– I agree. And I have the following question, which is already near-final to our conversation. Is your slightly Buddhist, calm attitude to provocative questions (not in this conversation at all) is it the result of some meditation, life experience or just innate calmness and balance? I just know very few people who would be able, like you, to maintain neutrality to events and things that simply turn others into aggressive bullies.
Well, first of all, I like provocative questions. And secondly, I haven't been going to prove or lure anyone to my faith for a long time because I have no faith as such. But I'm not calm at all. This impression is probably due to the peculiarities of the outsider view. And I'm really far from balanced. I will say this: all my life I fled from the darkness of life's predestination and ignorance to culture. If you can somehow describe my life "Tao", then you could only do it that way. Apparently, it is culture that gives me this peace, and under the culture I live as a very ordinary "barbarian". It's just that neither people nor I would really be interested in this barbarian at all.
– And why do you like provocative questions? Is this something in the same category as the pleasure of reading books about evil?
No, a little out of that category. Each provocative question helps either to see the problem in a new light, or to assert you in something, or to change your opinion. And most importantly, such questions stimulate thinking. Because nothing more important than thinking has been invented yet, or more beautiful.

translated by Kateryna Kazimirova

Short profile

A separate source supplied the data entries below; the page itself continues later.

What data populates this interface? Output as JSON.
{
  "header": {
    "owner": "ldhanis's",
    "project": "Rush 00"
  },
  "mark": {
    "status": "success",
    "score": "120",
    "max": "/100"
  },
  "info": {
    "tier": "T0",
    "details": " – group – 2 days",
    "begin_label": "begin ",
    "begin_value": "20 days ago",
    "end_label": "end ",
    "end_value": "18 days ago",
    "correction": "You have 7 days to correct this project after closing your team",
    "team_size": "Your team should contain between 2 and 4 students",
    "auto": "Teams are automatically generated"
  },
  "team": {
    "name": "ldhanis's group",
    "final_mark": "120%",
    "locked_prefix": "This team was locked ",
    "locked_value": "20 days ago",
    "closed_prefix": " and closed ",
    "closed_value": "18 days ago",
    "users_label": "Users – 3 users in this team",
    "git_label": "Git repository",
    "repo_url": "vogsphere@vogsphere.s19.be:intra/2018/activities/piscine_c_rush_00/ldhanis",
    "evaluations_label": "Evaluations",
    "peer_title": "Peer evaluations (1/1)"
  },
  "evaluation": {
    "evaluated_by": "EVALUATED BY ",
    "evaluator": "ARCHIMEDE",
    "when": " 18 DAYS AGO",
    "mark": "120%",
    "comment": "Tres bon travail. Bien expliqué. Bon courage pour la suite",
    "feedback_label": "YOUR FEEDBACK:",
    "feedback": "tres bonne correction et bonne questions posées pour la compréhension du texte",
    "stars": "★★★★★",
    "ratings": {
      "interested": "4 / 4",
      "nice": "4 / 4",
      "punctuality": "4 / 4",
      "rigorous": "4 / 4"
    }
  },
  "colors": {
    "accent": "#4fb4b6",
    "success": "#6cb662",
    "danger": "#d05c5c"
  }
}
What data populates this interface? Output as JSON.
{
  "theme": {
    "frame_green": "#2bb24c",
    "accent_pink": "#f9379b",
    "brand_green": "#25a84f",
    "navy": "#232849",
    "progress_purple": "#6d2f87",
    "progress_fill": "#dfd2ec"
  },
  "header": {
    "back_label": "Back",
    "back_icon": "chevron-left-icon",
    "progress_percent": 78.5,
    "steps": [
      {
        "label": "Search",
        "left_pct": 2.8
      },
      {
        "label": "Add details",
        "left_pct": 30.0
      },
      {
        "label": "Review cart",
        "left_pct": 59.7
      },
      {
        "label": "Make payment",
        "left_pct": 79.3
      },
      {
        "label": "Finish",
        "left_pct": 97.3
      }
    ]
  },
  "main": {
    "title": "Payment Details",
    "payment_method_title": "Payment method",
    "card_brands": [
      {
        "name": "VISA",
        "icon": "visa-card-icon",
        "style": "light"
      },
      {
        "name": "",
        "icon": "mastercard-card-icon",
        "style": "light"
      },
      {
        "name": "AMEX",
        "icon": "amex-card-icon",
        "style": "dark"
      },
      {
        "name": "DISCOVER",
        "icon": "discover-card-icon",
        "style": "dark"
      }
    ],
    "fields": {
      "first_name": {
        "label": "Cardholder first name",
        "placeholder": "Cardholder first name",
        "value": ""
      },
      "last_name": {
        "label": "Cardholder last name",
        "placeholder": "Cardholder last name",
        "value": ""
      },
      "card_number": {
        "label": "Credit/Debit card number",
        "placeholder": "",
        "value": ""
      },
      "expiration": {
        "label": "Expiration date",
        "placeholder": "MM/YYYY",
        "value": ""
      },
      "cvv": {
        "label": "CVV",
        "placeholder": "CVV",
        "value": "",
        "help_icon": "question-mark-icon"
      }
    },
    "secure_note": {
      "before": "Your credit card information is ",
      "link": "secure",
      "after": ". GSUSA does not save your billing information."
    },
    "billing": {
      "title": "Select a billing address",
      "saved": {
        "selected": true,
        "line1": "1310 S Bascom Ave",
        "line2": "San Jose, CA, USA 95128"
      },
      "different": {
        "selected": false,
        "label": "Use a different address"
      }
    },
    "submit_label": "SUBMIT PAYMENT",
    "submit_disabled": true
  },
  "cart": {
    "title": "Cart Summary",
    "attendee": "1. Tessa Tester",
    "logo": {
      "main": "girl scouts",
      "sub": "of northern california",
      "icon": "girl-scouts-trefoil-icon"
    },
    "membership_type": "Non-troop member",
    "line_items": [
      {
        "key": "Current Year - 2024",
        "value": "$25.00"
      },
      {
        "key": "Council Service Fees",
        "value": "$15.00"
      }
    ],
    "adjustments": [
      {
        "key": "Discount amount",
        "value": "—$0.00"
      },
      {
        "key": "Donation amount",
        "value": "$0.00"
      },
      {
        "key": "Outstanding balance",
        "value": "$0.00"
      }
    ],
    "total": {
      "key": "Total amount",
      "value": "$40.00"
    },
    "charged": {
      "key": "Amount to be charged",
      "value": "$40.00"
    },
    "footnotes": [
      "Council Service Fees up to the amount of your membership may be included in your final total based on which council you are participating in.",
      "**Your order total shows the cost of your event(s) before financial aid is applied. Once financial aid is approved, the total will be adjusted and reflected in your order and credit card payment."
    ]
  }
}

Poet, publicist and translator, columnist. Member of the Ukrainian Writers Association. Laureate of the Smoloskip Publishing House Prize. BBC Book of the Year in the Essay category for the book Cerebro, 2018.